|Title||Strategies for adapting to climate change in Sub-Saharan Africa: a review of data sources, poverty reduction stategy programs (PRSP) and national adaptation plans for agriculture (NAPAs) in ASARECA member countries|
The ten ASARECA member countries (Burundi, Democratic Republic of Congo, Eritrea, Ethiopia, Kenya,
Madagascar, Rwanda, Sudan, Tanzania, and Uganda) have adopted, or are planning to adopt, a range of
climate change adaptation strategies in agriculture (see Table 1 for a summary).
Of the 26 strategies mentioned, only two are common to all 10 countries, while five more are
common to five or more. The strategies common to all member countries include the development and
promotion of drought-tolerant and early-maturing crop species and exploitation of new and renewable
energy sources. Most countries have areas that are classifiable as arid or semiarid, hence the need to
develop drought-tolerant and early-maturing crops. Strangely, only one country recognizes the conservation
of genetic resources as an important strategy although this is also potentially important for dealing with

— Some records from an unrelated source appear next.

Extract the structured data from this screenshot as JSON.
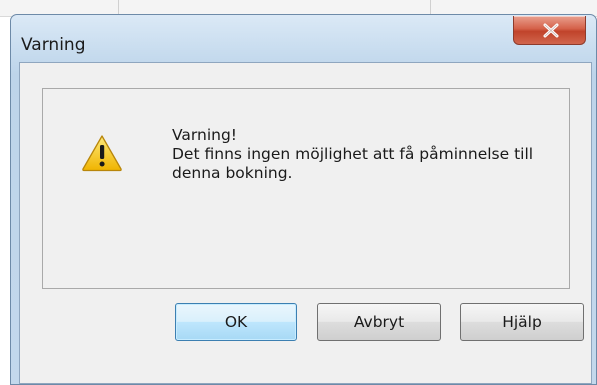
{
  "window": {
    "title": "Varning",
    "close_icon": "close-icon"
  },
  "message": {
    "icon": "warning-icon",
    "heading": "Varning!",
    "line1": "Det finns ingen möjlighet att få påminnelse till",
    "line2": "denna bokning."
  },
  "buttons": {
    "ok": "OK",
    "cancel": "Avbryt",
    "help": "Hjälp"
  },
  "colors": {
    "close_button": "#c7462d",
    "default_button_border": "#3c7fb1",
    "warning_yellow": "#f7c600"
  }
}
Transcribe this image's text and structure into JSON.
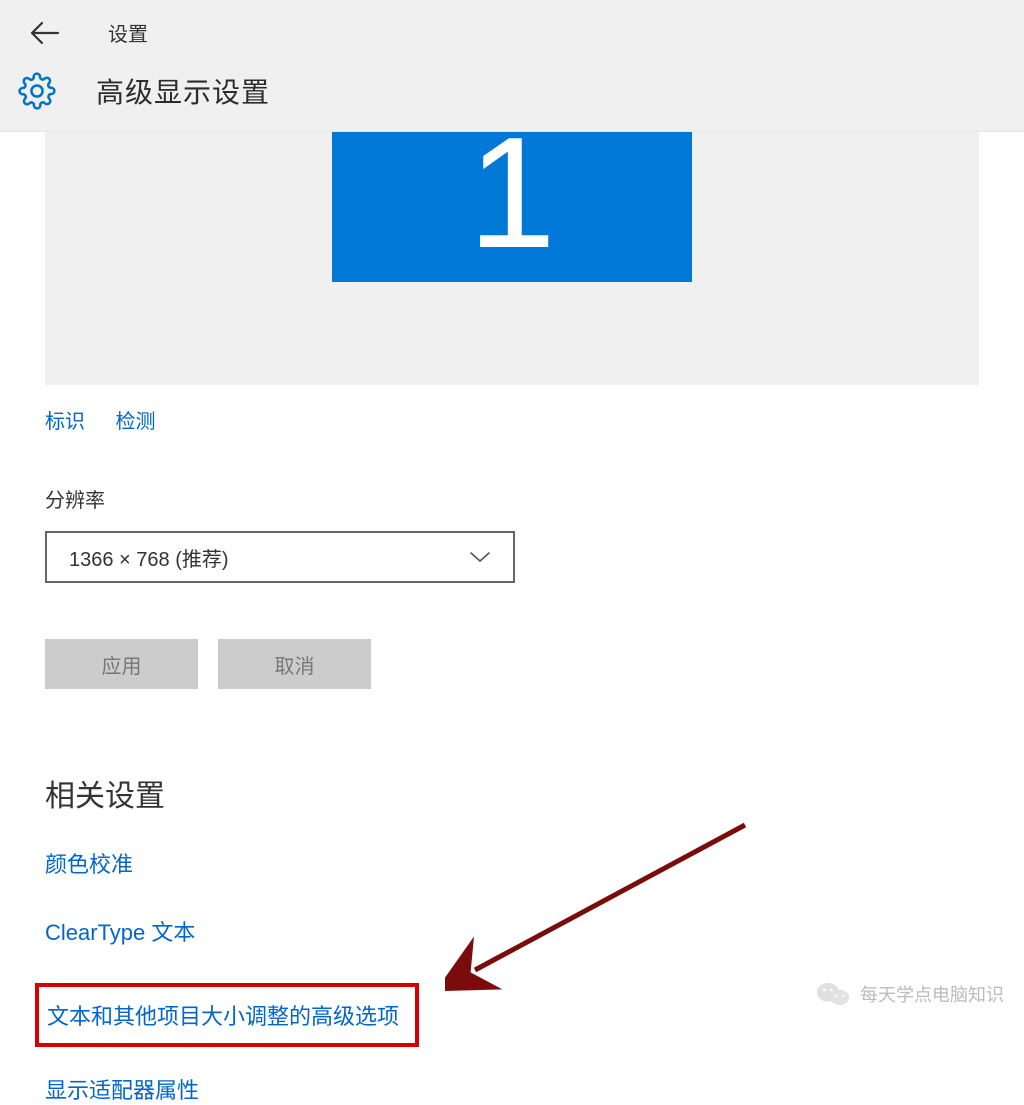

drought. Biomass energy resources account for more than 70 percent of total energy consumption in
ASARECA member countries. To mitigate the potential adverse effects of biomass energy depletion,
ASARECA countries plan to harness new and renewable energy sources, including solar power, wind
power, hydro and geothermal sources, and biofuels.
Eight of the 10 countries cite the promotion of rainwater harvesting as an important adaptation
strategy, either small scale with small check dams or large scale with large dam projects.
The five measures that are common to more than five countries are (a) the conservation and
restoration of vegetative cover in degraded and mountain areas; (b) reduction of overall livestock numbers
through sale or slaughter; (c) cross-breeding, zero-grazing, and acquisition of smaller livestock (for
example, sheep or goats); (d) adoption of traditional methods of natural forest conservation and food use;
and (e) community-based management programs for forests, rangelands, and national parks.
The promotion of environmentally friendly investments and Clean Development Mechanism
(CDM) projects that can be funded through carbon trading is a feature of only one country.
Three examples of strategies that warrant greater region wide collaboration are the conservation of
genetic materials, development and promotion of drought-tolerant species, and soil conservation. To date,
the national adaptation policies of only three countries have indicated that they carry out these strategies.
|»||Kenya - Integrated Household Budget Survey 2005-2006|
|»||Rwanda - Integrated Household Living Conditions Survey 2000-2001|
|»||Rwanda - Integrated Household Living Conditions Survey 2005|